Doctor Who: Rosa Parks – Review

I like historical episodes of Doctor Who and the third episode of the 2018 series – Rosa Parks – dealt with a difficult period in Earth history.

Parks was the black bus passenger in 1950s America who became a world famous civil rights activist after refusing to give up her seat on a racially segregated bus in Montgomery, Alabama.

It’s a moment in time, but one which appears to be in danger of not happening as a criminal with extreme views appears to have begun meddling with small things in the periphery to try and ensure that this moment of history doesn’t come about.

That’s where the Doctor and her friends come in. With the TARDIS momentarily having a mind of its own, depositing the travellers in 1955 when their target was 2018 Sheffield, we get the first sighting of the Doctor, baffled as to why the TARDIS has not landed where she was aiming to land, suddenly noticing that not everything was right thanks to some sensor readings.

It complicated matters that two out of the diverse four current TARDIS passengers were non white, and the show was very effective in giving Tosin Cole (Ryan) and Mandip Gill (Yasmin) some powerful scenes exploring their experience of a very different world in a town where racism was not only overt, it was legal.

Things may not be perfect in 21st Century Britain, but they have come a long way since Rosa Parks’ time even though the American experience may have been far different to the British one.

Parks is played well by Vinette Robinson – she’s been on Doctor Who before as well as Sherlock and Black Mirror – and we can thank Malorie Blackman for contributing some powerful writing for the episode.

The episode was filmed in South Africa, no stranger to their own version of legalised racism – Apartheid – and it was obvious that the show had some uncomfortable themes to explore – and they did it well.

We’re a long way away from the time when David Tennant travelled with Martha Jones (Freema Agyeman) where such topics weren’t always tackled head on.

Here, our time meddler wasn’t given much screen time before he was dispensed with, a function of the early evening time slot no doubt.

The rest of the episode raced through a Quantum Leap style cause and effect race against time (haha) to get Rosa onto the bus in a situation where she would be moved to act by the reaction of that fateful bus driver.

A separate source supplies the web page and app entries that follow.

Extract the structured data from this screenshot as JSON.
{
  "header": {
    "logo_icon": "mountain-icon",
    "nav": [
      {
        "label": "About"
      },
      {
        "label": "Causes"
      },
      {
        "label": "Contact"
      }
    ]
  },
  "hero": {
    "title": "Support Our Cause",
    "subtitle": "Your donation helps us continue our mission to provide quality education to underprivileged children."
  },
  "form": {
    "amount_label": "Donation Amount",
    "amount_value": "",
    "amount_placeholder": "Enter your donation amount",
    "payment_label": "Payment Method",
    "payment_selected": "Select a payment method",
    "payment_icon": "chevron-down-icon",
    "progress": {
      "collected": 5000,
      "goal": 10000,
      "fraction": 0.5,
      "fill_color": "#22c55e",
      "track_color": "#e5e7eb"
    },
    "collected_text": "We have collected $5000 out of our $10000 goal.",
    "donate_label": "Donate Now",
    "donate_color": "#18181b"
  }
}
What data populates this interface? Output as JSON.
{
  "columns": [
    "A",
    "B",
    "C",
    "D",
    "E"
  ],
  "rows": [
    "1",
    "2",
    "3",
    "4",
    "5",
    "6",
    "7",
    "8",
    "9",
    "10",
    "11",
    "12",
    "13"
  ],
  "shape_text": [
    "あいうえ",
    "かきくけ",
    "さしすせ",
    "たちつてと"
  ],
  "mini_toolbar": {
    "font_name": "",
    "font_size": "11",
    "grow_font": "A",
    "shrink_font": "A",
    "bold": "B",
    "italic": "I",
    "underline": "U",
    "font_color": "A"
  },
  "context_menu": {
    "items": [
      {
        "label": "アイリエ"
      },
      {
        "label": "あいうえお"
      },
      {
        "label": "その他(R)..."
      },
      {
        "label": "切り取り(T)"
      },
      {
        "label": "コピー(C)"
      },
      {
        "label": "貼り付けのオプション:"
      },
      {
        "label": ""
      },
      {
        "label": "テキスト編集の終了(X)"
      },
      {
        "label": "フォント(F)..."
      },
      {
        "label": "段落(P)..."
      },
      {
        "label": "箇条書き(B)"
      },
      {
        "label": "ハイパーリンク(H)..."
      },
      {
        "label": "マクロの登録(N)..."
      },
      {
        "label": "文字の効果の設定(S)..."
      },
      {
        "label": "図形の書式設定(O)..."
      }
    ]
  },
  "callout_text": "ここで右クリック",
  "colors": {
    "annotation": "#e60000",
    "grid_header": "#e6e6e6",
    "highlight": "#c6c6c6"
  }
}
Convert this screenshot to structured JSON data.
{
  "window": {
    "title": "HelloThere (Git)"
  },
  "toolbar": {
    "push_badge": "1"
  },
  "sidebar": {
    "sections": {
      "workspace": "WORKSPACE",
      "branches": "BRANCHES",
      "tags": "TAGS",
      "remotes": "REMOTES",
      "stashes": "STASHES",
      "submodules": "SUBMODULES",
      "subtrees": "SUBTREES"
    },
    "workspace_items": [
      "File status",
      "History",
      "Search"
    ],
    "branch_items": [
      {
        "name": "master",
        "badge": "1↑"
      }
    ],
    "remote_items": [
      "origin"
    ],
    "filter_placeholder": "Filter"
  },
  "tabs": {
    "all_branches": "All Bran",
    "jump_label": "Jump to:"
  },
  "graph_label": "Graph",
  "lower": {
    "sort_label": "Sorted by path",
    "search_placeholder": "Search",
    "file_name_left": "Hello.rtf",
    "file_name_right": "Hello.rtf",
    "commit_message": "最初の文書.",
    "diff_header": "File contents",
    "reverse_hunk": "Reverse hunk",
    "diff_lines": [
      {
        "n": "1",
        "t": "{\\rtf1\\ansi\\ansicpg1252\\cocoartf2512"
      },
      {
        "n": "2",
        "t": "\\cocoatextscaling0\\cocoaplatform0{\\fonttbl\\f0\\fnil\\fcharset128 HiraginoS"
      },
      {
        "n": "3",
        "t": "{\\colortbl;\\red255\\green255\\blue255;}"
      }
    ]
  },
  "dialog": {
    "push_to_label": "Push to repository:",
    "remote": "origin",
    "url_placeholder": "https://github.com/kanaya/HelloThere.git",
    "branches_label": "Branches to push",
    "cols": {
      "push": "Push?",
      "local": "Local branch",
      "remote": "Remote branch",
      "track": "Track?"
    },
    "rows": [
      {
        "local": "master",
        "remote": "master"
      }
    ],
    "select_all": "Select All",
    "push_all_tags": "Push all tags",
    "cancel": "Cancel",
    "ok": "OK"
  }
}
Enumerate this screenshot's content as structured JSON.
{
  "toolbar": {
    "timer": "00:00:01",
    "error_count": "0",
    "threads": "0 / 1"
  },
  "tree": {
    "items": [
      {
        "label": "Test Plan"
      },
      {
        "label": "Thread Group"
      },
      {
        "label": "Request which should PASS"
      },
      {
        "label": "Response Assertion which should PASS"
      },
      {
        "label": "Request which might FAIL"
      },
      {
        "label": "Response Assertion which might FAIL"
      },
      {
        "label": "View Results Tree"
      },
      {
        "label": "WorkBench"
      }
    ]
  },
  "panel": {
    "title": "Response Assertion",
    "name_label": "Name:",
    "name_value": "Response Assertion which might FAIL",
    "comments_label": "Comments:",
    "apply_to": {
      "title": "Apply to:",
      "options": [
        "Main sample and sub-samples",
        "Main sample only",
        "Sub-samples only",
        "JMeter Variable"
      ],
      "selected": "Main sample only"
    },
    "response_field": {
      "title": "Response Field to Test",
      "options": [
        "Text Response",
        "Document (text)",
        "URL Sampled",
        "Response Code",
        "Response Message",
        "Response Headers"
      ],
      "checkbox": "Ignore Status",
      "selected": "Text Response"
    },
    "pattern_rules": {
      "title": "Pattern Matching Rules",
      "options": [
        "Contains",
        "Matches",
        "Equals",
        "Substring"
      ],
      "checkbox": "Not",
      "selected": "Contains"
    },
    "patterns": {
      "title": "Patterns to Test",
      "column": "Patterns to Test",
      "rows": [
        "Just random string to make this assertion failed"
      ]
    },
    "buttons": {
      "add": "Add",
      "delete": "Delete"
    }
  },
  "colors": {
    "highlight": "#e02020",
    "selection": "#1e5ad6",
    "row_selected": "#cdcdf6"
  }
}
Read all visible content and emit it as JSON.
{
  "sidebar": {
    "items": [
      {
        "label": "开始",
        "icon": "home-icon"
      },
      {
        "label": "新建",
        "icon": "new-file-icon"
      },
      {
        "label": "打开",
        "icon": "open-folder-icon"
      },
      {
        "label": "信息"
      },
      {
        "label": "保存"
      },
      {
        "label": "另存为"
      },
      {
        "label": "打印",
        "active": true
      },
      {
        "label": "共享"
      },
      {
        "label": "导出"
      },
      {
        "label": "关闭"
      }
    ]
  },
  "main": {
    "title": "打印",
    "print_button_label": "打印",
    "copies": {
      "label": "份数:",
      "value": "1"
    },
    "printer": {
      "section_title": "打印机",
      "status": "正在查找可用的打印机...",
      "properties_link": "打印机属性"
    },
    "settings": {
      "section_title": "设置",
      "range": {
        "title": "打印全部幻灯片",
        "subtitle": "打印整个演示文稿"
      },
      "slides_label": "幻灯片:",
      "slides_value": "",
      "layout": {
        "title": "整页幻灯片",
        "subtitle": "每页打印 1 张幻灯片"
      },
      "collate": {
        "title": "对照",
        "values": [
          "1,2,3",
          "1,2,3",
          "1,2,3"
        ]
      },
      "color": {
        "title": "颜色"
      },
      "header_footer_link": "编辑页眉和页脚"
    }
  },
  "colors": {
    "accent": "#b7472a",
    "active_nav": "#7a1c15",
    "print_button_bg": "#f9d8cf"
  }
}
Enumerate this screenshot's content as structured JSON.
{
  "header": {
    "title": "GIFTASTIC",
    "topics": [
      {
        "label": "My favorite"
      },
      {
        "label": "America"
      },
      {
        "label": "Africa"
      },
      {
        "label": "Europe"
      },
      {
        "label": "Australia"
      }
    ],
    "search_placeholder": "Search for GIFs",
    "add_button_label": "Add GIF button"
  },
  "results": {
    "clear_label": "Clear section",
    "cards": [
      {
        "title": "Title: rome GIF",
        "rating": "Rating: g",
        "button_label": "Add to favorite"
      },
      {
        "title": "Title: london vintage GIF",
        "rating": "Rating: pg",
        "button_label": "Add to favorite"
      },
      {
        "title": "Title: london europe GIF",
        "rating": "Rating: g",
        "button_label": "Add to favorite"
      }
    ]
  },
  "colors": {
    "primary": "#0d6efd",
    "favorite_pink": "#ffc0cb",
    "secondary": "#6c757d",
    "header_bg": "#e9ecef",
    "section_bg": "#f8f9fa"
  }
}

The extra running time and relaxed writing gave the exposition scenes more room to breath but the artificially imposed cliffhanger and some slightly out of place music felt a bit misjudged.